Try it:
Each line below must be reproduced exactly.

Records to use:
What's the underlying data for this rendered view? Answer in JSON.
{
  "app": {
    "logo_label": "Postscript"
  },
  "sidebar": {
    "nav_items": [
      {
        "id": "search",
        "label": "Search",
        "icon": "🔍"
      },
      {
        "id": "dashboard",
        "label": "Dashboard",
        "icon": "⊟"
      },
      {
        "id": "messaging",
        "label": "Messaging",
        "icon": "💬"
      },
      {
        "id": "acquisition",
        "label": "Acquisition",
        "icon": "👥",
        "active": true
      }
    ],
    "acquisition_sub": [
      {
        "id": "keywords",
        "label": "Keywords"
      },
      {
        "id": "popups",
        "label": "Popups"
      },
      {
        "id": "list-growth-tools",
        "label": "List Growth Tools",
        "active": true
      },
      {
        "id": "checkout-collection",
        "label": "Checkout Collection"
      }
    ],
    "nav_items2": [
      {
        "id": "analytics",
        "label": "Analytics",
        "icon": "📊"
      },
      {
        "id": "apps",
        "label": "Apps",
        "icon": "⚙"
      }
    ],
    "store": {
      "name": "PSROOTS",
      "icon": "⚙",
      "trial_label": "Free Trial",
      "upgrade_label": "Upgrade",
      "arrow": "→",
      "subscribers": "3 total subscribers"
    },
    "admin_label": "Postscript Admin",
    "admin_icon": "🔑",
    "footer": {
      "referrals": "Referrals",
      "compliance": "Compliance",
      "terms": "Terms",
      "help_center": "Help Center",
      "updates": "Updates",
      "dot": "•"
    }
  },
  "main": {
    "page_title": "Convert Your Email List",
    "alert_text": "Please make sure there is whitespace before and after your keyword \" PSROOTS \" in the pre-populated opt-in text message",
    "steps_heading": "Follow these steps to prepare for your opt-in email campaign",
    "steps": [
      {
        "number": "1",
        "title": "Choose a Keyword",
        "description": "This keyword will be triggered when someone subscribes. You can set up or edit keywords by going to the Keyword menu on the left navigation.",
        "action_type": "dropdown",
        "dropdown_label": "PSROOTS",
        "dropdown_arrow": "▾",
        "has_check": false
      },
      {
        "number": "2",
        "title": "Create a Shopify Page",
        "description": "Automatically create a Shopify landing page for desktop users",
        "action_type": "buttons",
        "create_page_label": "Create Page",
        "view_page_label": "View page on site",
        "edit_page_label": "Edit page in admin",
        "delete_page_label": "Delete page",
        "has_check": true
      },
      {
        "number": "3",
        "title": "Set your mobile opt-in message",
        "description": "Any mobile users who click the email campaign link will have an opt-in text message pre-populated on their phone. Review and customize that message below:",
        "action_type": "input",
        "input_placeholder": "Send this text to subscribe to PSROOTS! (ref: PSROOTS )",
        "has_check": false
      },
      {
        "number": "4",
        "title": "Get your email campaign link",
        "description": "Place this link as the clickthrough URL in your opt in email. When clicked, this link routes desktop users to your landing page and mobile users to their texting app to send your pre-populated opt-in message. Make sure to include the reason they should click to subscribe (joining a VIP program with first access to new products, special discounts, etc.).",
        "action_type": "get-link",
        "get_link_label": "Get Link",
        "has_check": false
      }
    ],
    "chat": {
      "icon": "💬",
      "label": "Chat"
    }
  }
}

Answer section:
What's the underlying data for this rendered view? Answer in JSON.
{
  "app": {
    "logo_label": "Postscript"
  },
  "sidebar": {
    "nav_items": [
      {
        "id": "search",
        "label": "Search",
        "icon": "🔍"
      },
      {
        "id": "dashboard",
        "label": "Dashboard",
        "icon": "⊟"
      },
      {
        "id": "messaging",
        "label": "Messaging",
        "icon": "💬"
      },
      {
        "id": "acquisition",
        "label": "Acquisition",
        "icon": "👥",
        "active": true
      }
    ],
    "acquisition_sub": [
      {
        "id": "keywords",
        "label": "Keywords"
      },
      {
        "id": "popups",
        "label": "Popups"
      },
      {
        "id": "list-growth-tools",
        "label": "List Growth Tools",
        "active": true
      },
      {
        "id": "checkout-collection",
        "label": "Checkout Collection"
      }
    ],
    "nav_items2": [
      {
        "id": "analytics",
        "label": "Analytics",
        "icon": "📊"
      },
      {
        "id": "apps",
        "label": "Apps",
        "icon": "⚙"
      }
    ],
    "store": {
      "name": "PSROOTS",
      "icon": "⚙",
      "trial_label": "Free Trial",
      "upgrade_label": "Upgrade",
      "arrow": "→",
      "subscribers": "3 total subscribers"
    },
    "admin_label": "Postscript Admin",
    "admin_icon": "🔑",
    "footer": {
      "referrals": "Referrals",
      "compliance": "Compliance",
      "terms": "Terms",
      "help_center": "Help Center",
      "updates": "Updates",
      "dot": "•"
    }
  },
  "main": {
    "page_title": "Convert Your Email List",
    "alert_text": "Please make sure there is whitespace before and after your keyword \" PSROOTS \" in the pre-populated opt-in text message",
    "steps_heading": "Follow these steps to prepare for your opt-in email campaign",
    "steps": [
      {
        "number": "1",
        "title": "Choose a Keyword",
        "description": "This keyword will be triggered when someone subscribes. You can set up or edit keywords by going to the Keyword menu on the left navigation.",
        "action_type": "dropdown",
        "dropdown_label": "PSROOTS",
        "dropdown_arrow": "▾",
        "has_check": false
      },
      {
        "number": "2",
        "title": "Create a Shopify Page",
        "description": "Automatically create a Shopify landing page for desktop users",
        "action_type": "buttons",
        "create_page_label": "Create Page",
        "view_page_label": "View page on site",
        "edit_page_label": "Edit page in admin",
        "delete_page_label": "Delete page",
        "has_check": true
      },
      {
        "number": "3",
        "title": "Set your mobile opt-in message",
        "description": "Any mobile users who click the email campaign link will have an opt-in text message pre-populated on their phone. Review and customize that message below:",
        "action_type": "input",
        "input_placeholder": "Send this text to subscribe to PSROOTS! (ref: PSROOTS )",
        "has_check": false
      },
      {
        "number": "4",
        "title": "Get your email campaign link",
        "description": "Place this link as the clickthrough URL in your opt in email. When clicked, this link routes desktop users to your landing page and mobile users to their texting app to send your pre-populated opt-in message. Make sure to include the reason they should click to subscribe (joining a VIP program with first access to new products, special discounts, etc.).",
        "action_type": "get-link",
        "get_link_label": "Get Link",
        "has_check": false
      }
    ],
    "chat": {
      "icon": "💬",
      "label": "Chat"
    }
  }
}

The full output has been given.